Following their New Zealand studies, students of “The New World Class” are paving successful career paths around the world. Their New Zealand qualifications are providing the skill-sets requirer for career development- a foundation created by the “perfect growing conditions” provided in a New Zealand education.
From undergraduate students looking for world quality programmes that will give them the “edge” in the world job market, to post-graduate students choosing a New Zealand English-speaking education to progress in their chosen field, our international students are building a global reputation.
Some of our international students, upon completion of their New Zealand qualification, have built great careers within New Zealand itself. You can view “The New World Class” section of mynzed.com for international alumni’s stories.
New Zealand qualifications are world-class. They are modern, desirable and practical – particularly in terms of the modern workplace. Many of our international students have this in mind when they begin their New Zealand education. Working in New Zealand after Graduation
For students and graduates interested in the career opportunities New Zealand offers, you can refer to www.immigration.govt.nz for information on work permits, New Zealand residency, etc.
If you are studying a three-year course, you are allowed to work during the summer holidays and up to 15 hours per week during the academic year. You will need a ”variation of conditions” to your student permit. This is issued by the New Zealand Immigration Service. A fee may be charged.
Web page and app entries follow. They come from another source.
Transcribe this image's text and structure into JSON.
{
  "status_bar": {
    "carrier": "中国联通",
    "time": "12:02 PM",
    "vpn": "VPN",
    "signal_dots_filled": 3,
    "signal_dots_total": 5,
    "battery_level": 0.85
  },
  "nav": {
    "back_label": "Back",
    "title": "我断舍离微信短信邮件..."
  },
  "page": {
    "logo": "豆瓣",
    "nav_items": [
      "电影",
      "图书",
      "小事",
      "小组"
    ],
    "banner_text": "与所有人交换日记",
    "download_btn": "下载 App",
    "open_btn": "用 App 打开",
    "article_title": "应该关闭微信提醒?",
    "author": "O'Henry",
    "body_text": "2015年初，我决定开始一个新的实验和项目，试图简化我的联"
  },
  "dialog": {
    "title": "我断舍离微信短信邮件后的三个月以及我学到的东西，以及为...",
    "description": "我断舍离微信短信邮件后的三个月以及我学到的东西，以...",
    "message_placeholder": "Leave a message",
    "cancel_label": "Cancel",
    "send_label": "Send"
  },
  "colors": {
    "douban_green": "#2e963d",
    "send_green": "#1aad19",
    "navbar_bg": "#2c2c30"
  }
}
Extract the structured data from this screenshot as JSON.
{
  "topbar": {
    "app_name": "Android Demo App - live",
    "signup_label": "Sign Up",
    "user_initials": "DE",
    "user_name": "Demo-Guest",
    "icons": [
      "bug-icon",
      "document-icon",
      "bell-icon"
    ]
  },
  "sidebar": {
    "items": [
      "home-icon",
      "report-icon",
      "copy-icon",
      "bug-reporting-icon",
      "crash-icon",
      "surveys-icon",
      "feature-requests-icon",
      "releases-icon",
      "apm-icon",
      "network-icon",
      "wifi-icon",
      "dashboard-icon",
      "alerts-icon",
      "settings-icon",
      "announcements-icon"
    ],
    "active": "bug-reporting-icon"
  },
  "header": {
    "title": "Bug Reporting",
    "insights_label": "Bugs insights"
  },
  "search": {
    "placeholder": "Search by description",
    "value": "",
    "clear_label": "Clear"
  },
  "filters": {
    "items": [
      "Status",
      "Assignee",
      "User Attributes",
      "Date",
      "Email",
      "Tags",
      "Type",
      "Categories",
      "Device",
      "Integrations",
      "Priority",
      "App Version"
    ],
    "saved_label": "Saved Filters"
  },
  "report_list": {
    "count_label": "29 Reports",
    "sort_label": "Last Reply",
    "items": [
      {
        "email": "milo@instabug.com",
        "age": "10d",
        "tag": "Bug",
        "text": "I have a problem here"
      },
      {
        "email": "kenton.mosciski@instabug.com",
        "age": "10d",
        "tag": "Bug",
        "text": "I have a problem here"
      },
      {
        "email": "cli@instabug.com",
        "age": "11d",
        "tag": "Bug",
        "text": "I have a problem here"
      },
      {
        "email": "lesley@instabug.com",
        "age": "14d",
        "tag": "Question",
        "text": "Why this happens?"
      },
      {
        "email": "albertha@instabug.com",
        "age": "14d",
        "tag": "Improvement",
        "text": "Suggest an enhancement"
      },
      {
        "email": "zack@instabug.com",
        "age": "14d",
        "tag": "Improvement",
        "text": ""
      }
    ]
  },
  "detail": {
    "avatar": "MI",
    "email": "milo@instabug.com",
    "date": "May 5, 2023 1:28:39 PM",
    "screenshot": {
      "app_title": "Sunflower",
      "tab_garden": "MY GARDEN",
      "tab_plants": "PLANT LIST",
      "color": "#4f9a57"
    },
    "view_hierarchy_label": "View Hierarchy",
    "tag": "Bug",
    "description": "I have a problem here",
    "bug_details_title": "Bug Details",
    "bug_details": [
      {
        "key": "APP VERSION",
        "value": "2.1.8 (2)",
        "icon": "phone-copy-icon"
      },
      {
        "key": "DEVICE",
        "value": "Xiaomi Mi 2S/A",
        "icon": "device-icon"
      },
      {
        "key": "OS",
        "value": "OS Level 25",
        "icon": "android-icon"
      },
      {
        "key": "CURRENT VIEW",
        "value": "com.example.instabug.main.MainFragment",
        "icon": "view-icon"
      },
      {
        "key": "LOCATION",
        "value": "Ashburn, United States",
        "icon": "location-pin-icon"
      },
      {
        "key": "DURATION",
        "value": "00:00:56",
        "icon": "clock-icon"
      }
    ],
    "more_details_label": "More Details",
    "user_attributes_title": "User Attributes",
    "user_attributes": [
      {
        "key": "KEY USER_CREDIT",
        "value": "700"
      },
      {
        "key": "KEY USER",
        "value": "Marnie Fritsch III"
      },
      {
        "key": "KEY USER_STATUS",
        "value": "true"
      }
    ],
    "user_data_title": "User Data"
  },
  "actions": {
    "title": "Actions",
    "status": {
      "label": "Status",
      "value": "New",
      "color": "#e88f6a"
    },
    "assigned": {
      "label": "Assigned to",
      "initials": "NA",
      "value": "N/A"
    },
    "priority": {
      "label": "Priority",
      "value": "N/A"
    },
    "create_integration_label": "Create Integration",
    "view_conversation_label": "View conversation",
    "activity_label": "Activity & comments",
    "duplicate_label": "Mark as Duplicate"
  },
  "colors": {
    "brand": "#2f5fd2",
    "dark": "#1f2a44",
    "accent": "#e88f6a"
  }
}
These rules do not apply if you are a postgraduate student or need to get work experience in order to fulfill course requirements.
Everybody who works in New Zealand must pay tax on what they earn.
Strict legislation spells out your responsibilities and those of your employer. Employers must not take advantage of or mistreat employees. There is a minimum adult wage, and regulations for holiday pay and health and safety in the workplace. There is no disparity of sexes. Men and women receive equal pay for doing the same job.
Student Job Search is a national organization that helps students find work. It has offices on tertiary institution campuses. For student jobs, such as working in a restaurant or bar, or doing manual labour, you could expect to earn about NZ$9 – $15 per hour before tax.